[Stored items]
******
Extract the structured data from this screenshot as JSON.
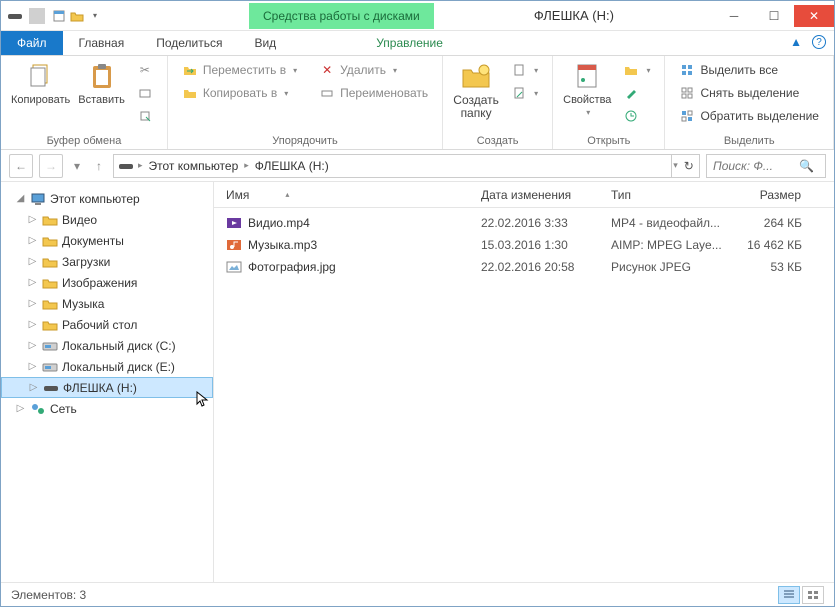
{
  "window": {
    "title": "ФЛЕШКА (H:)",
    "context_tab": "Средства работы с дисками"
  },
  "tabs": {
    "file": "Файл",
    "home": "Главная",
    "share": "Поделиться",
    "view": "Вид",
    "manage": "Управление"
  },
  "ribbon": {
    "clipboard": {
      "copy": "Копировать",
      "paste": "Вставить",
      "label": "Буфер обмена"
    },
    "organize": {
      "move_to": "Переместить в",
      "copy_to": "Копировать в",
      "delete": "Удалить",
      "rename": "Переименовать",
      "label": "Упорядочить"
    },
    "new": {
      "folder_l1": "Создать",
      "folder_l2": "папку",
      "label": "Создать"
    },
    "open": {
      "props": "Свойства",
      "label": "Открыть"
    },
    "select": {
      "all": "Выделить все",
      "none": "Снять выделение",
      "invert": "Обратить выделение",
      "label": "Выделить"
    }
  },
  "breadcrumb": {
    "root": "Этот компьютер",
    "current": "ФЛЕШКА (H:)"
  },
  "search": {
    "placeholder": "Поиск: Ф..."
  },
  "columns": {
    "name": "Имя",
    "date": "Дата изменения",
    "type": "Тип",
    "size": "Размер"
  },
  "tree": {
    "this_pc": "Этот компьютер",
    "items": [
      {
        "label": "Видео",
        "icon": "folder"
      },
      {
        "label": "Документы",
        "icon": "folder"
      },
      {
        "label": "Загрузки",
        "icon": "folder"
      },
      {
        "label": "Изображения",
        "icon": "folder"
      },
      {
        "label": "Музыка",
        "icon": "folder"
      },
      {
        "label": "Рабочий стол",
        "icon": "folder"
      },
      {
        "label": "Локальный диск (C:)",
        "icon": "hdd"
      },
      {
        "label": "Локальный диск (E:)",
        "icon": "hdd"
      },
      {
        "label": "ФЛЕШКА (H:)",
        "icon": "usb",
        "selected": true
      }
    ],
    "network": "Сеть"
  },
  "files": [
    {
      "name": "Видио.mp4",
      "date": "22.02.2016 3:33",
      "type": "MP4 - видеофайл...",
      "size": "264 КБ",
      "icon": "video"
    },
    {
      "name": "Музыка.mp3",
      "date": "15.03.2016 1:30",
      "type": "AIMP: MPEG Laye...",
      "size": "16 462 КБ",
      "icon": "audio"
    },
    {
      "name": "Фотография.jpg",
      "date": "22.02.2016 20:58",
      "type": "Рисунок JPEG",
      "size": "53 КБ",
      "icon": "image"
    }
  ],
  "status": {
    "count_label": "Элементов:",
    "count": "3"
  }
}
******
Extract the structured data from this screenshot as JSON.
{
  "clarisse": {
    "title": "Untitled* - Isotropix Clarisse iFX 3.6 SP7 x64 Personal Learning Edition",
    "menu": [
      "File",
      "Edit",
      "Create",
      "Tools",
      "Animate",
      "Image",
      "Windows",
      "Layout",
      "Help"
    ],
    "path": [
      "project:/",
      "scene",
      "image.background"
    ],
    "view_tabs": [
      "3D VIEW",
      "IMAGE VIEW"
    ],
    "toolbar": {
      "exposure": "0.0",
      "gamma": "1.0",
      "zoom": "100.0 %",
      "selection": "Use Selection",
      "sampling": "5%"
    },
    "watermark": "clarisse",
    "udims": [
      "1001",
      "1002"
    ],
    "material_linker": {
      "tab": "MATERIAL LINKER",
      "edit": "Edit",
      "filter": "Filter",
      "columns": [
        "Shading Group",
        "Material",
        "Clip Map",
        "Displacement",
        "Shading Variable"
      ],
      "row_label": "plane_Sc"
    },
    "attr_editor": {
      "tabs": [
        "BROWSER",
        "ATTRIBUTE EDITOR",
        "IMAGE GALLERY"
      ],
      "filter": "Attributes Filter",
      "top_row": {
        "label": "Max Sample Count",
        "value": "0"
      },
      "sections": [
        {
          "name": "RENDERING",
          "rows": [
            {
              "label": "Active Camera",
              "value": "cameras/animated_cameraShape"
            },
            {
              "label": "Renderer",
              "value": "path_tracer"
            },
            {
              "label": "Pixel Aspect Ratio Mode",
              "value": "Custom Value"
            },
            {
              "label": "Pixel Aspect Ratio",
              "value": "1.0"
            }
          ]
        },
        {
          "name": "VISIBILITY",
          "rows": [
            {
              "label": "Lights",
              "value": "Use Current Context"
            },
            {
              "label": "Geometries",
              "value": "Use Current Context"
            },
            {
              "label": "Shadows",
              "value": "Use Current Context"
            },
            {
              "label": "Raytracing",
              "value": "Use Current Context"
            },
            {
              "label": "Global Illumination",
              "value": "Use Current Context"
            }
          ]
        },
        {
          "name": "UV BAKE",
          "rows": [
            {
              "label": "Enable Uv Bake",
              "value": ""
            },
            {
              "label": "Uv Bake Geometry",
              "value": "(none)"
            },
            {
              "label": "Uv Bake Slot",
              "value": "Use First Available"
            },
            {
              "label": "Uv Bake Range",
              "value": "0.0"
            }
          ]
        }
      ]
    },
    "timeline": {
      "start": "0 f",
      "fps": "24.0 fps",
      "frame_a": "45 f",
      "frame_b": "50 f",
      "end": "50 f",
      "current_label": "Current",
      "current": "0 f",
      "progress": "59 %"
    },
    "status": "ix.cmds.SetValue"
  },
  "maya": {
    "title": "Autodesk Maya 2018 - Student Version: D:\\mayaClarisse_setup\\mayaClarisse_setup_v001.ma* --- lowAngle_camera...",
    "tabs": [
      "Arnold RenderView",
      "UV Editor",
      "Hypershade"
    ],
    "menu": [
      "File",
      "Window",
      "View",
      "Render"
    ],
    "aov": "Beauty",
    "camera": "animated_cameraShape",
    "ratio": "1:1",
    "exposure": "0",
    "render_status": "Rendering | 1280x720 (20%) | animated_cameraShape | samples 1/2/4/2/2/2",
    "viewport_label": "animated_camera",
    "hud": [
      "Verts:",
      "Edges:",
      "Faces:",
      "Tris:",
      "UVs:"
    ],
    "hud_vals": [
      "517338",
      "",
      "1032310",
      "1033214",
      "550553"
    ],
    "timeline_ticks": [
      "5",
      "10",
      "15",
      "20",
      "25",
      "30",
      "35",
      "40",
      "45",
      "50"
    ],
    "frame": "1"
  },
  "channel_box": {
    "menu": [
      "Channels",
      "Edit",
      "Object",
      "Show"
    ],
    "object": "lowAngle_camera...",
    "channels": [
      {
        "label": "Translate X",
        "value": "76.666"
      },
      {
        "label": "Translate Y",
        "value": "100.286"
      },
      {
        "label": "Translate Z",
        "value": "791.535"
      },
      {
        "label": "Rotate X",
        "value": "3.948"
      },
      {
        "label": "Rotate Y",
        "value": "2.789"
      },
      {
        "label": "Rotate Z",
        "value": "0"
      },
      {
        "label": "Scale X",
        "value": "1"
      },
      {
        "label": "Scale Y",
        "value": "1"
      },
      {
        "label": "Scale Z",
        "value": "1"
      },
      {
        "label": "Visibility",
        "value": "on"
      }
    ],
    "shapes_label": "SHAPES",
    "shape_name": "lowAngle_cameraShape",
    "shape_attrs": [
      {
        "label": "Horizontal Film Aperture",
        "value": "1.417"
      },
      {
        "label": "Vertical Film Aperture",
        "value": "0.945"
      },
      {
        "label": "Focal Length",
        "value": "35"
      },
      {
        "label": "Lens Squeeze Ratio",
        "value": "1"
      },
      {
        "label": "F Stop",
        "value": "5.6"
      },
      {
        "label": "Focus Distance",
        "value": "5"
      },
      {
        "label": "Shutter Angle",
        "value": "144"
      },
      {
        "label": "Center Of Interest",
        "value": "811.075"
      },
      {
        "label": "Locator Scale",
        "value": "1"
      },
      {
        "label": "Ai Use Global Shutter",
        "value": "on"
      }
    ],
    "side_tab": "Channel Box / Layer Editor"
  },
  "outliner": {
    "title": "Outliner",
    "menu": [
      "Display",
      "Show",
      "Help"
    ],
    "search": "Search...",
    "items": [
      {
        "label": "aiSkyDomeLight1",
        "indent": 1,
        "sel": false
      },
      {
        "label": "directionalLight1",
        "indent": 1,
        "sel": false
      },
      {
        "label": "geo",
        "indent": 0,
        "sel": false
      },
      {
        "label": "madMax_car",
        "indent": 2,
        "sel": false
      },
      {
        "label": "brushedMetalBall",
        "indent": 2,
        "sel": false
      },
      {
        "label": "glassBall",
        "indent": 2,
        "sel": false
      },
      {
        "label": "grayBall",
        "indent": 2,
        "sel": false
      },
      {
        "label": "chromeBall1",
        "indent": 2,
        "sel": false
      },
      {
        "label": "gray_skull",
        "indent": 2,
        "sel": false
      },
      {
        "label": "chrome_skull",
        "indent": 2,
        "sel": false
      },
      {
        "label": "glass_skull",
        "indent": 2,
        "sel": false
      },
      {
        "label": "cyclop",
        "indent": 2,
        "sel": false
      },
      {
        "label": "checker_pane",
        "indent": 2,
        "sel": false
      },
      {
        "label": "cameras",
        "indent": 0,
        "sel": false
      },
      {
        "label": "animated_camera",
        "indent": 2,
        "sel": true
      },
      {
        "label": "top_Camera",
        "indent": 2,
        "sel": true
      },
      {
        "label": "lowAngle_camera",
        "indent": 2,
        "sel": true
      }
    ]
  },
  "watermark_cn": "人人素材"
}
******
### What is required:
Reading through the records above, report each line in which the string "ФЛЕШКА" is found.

### The completed task:
    "title": "ФЛЕШКА (H:)",
    "current": "ФЛЕШКА (H:)"
        "label": "ФЛЕШКА (H:)",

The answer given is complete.